A new TV drama has been launched, centered on a young woman who quits school to join the sumo world, selling king-sized clothing to wrestlers. And sumo TV audiences are steadily growing, to an 18% share, or about 18 million viewers during the latest tournament last month, up from an 11.5% share, or 11.5 million viewers, in 1989, according to the Nippon Hoso Kyokai (NHK) network.
Riding the boom, sumo souvenirs have expanded from the traditional handprints of wrestlers to an astonishing array of stuffed dolls, calendars, erasers, stationery, towels, aprons--even jockey shorts--adorned with lovable caricatures of roly-poly, pink-cheeked, topknotted athletes.
At the Sanko gift shop in Ryogoku, the sumo center of Tokyo, Fumie Sakata's sales of stuffed sumo dolls and other toys have doubled each year for the last three years. The area, a melange of sumo training "stables," sumo specialty restaurants, gift stores and the National Sumo Stadium, is now placed on many group tours to Tokyo, she said.
The sumo furor reflects a startling shift in popular interest. In 1988, an NHK poll found sumo ranked as the public's fifth favorite sport--after high school baseball, pro baseball, the marathon and volleyball. But a similar poll in July this year found sumo had climbed to No. 1, the sport of choice for 53% of those surveyed.
And sumo mania is not confined merely to Japan. Earlier this month, the American Wrestling Assn. announced it would begin training football players in sumo and hold its first tournament in January in Los Angeles and other cities. In what will surely be perceived as blasphemy in Japan, the U.S. wrestlers will forgo much of the sport's traditional ritual, including topknots, and wear boxing trunks and sneakers.
Japanese fans have taken to the Taka-Waka pair not only because of their boyish good looks but also because of their diligence, sumo techniques--and a father who was also a popular wrestler.
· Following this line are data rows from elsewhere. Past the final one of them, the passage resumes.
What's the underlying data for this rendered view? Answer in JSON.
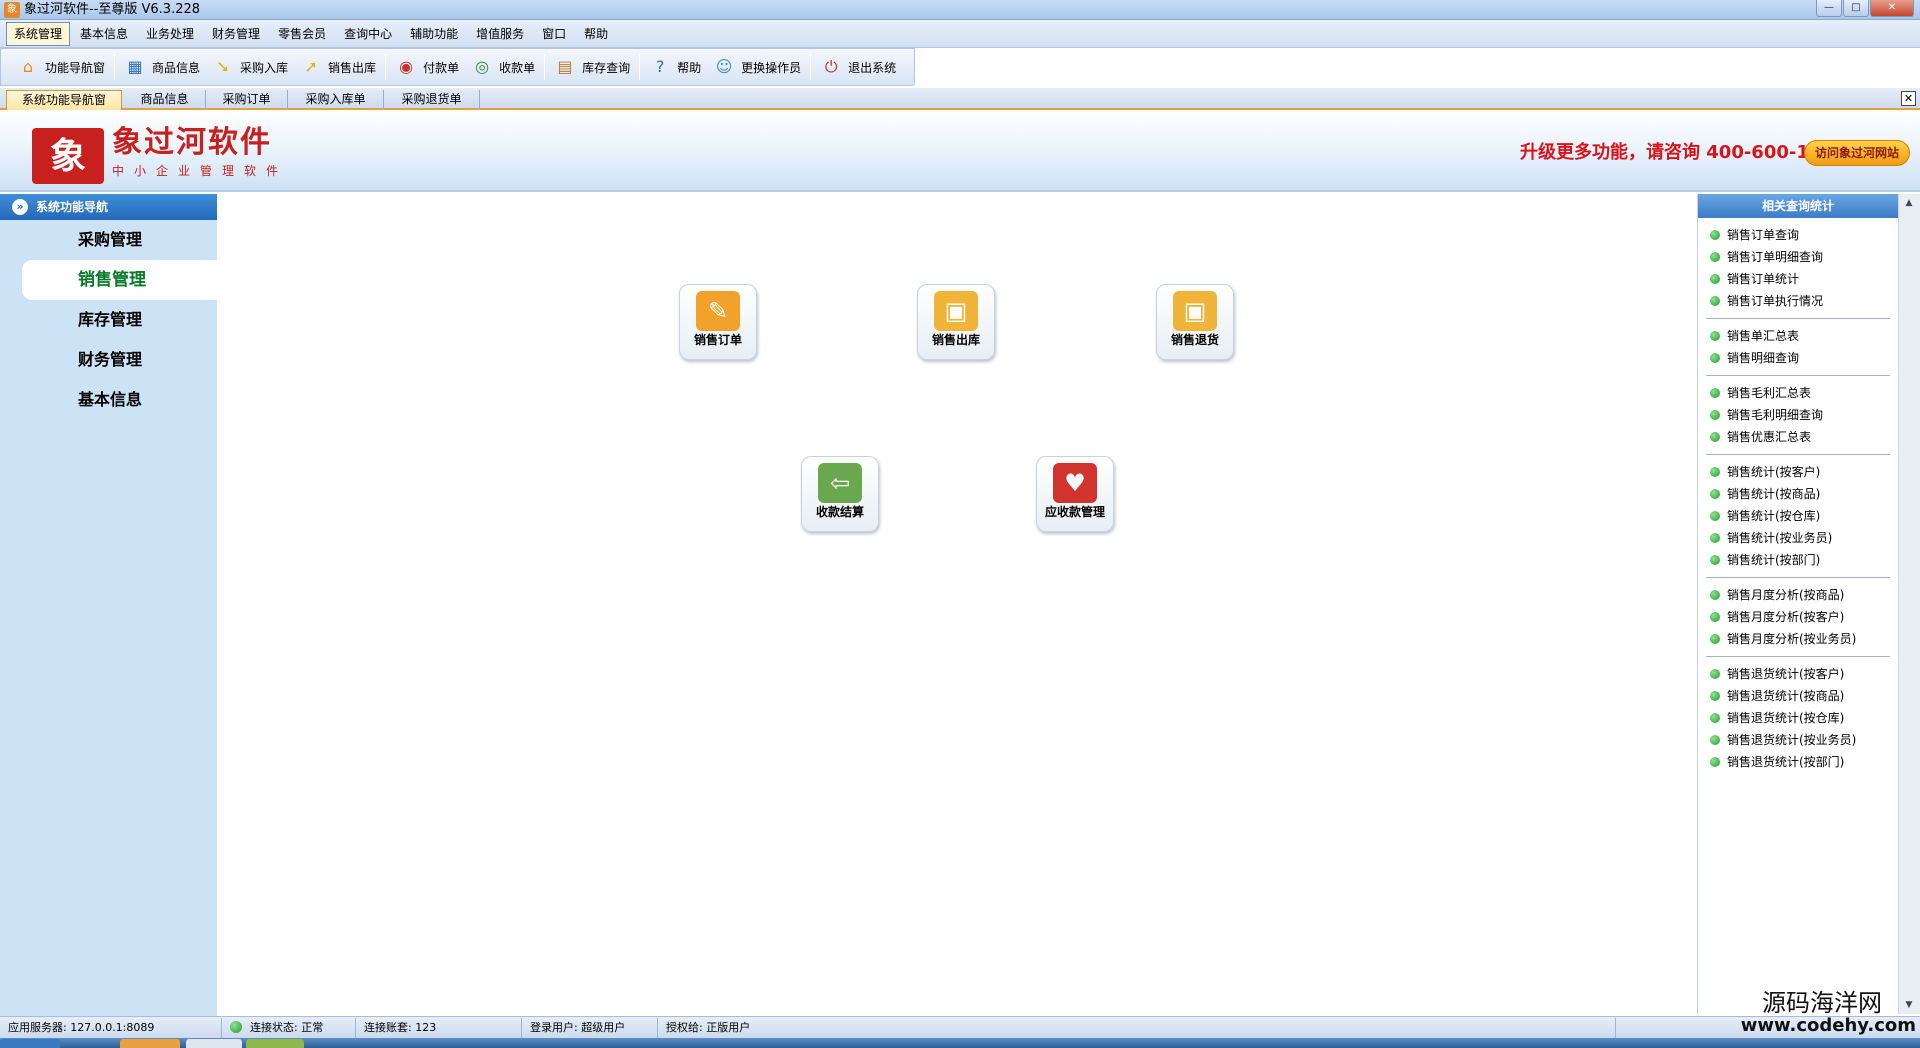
{
  "window": {
    "title": "象过河软件--至尊版 V6.3.228",
    "app_icon_glyph": "象",
    "buttons": {
      "minimize": "—",
      "maximize": "□",
      "close": "✕"
    }
  },
  "menubar": {
    "items": [
      "系统管理",
      "基本信息",
      "业务处理",
      "财务管理",
      "零售会员",
      "查询中心",
      "辅助功能",
      "增值服务",
      "窗口",
      "帮助"
    ],
    "active_index": 0
  },
  "toolbar": {
    "buttons": [
      {
        "label": "功能导航窗",
        "icon": "home-icon",
        "glyph": "⌂",
        "color": "#e48a1e"
      },
      {
        "label": "商品信息",
        "icon": "grid-icon",
        "glyph": "▦",
        "color": "#2e6fb8"
      },
      {
        "label": "采购入库",
        "icon": "folder-arrow-in-icon",
        "glyph": "➘",
        "color": "#d8b21a"
      },
      {
        "label": "销售出库",
        "icon": "folder-arrow-out-icon",
        "glyph": "➚",
        "color": "#d8b21a"
      },
      {
        "label": "付款单",
        "icon": "payment-icon",
        "glyph": "◉",
        "color": "#c8322a"
      },
      {
        "label": "收款单",
        "icon": "receipt-icon",
        "glyph": "◎",
        "color": "#2a8a3a"
      },
      {
        "label": "库存查询",
        "icon": "inventory-icon",
        "glyph": "▤",
        "color": "#b8792a"
      },
      {
        "label": "帮助",
        "icon": "help-icon",
        "glyph": "?",
        "color": "#2e6fb8"
      },
      {
        "label": "更换操作员",
        "icon": "users-icon",
        "glyph": "☺",
        "color": "#3a86c8"
      },
      {
        "label": "退出系统",
        "icon": "exit-icon",
        "glyph": "⏻",
        "color": "#d0302a"
      }
    ]
  },
  "tabs": {
    "items": [
      "系统功能导航窗",
      "商品信息",
      "采购订单",
      "采购入库单",
      "采购退货单"
    ],
    "active_index": 0,
    "close_glyph": "✕"
  },
  "banner": {
    "logo_glyph": "象",
    "brand": "象过河软件",
    "tagline": "中小企业管理软件",
    "promo": "升级更多功能，请咨询 400-600-1168",
    "visit_button": "访问象过河网站"
  },
  "leftnav": {
    "title": "系统功能导航",
    "chevron_glyph": "»",
    "items": [
      "采购管理",
      "销售管理",
      "库存管理",
      "财务管理",
      "基本信息"
    ],
    "active_index": 1
  },
  "main": {
    "features": [
      {
        "label": "销售订单",
        "icon": "sales-order-icon",
        "glyph": "✎",
        "color": "#f2a12a"
      },
      {
        "label": "销售出库",
        "icon": "sales-outbound-icon",
        "glyph": "▣",
        "color": "#f0b43a"
      },
      {
        "label": "销售退货",
        "icon": "sales-return-icon",
        "glyph": "▣",
        "color": "#f0b43a"
      },
      {
        "label": "收款结算",
        "icon": "payment-settlement-icon",
        "glyph": "⇦",
        "color": "#6aa84f"
      },
      {
        "label": "应收款管理",
        "icon": "receivables-icon",
        "glyph": "♥",
        "color": "#d0342c"
      }
    ]
  },
  "rightpanel": {
    "title": "相关查询统计",
    "groups": [
      [
        "销售订单查询",
        "销售订单明细查询",
        "销售订单统计",
        "销售订单执行情况"
      ],
      [
        "销售单汇总表",
        "销售明细查询"
      ],
      [
        "销售毛利汇总表",
        "销售毛利明细查询",
        "销售优惠汇总表"
      ],
      [
        "销售统计(按客户)",
        "销售统计(按商品)",
        "销售统计(按仓库)",
        "销售统计(按业务员)",
        "销售统计(按部门)"
      ],
      [
        "销售月度分析(按商品)",
        "销售月度分析(按客户)",
        "销售月度分析(按业务员)"
      ],
      [
        "销售退货统计(按客户)",
        "销售退货统计(按商品)",
        "销售退货统计(按仓库)",
        "销售退货统计(按业务员)",
        "销售退货统计(按部门)"
      ]
    ]
  },
  "scroll": {
    "up_glyph": "▲",
    "down_glyph": "▼"
  },
  "statusbar": {
    "server": "应用服务器: 127.0.0.1:8089",
    "connection": "连接状态: 正常",
    "account": "连接账套: 123",
    "user": "登录用户: 超级用户",
    "license": "授权给: 正版用户"
  },
  "watermark": {
    "line1": "源码海洋网",
    "line2": "www.codehy.com"
  },
  "colors": {
    "accent": "#2369b8",
    "brand_red": "#c8201e",
    "active_green": "#0a7a2a",
    "tab_orange": "#e6a23a"
  }
}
Beyond Taka-Waka, however, the sumo boom reflects a resurgence of interest among Japanese youth in their cultural traditions: Kabuki and Noh theater, kimonos and traditional furnishings such as tatami mats and \o7 tansu \f7 chests, said scriptwriter Makiko Uchidate.
"Young people threw away their own culture in favor of European and American culture, but now they are beginning to appreciate their culture's own goodness," she said.
To be sure, many die-hard fans look askance at the sumo boom. To them, it is fueled by star-struck neophytes with no clue about sumo's techniques nor any appreciation for the thrill of watching two behemoths collide, engage and cleanly decide a match in a matter of seconds.
"It's a nuisance," said Yasuhiro Okubo, a 23-year-old office worker who has avidly followed sumo for 11 years. "Because of the boom, all of these people who don't know anything are coming to tournaments and real fans like myself can't get tickets."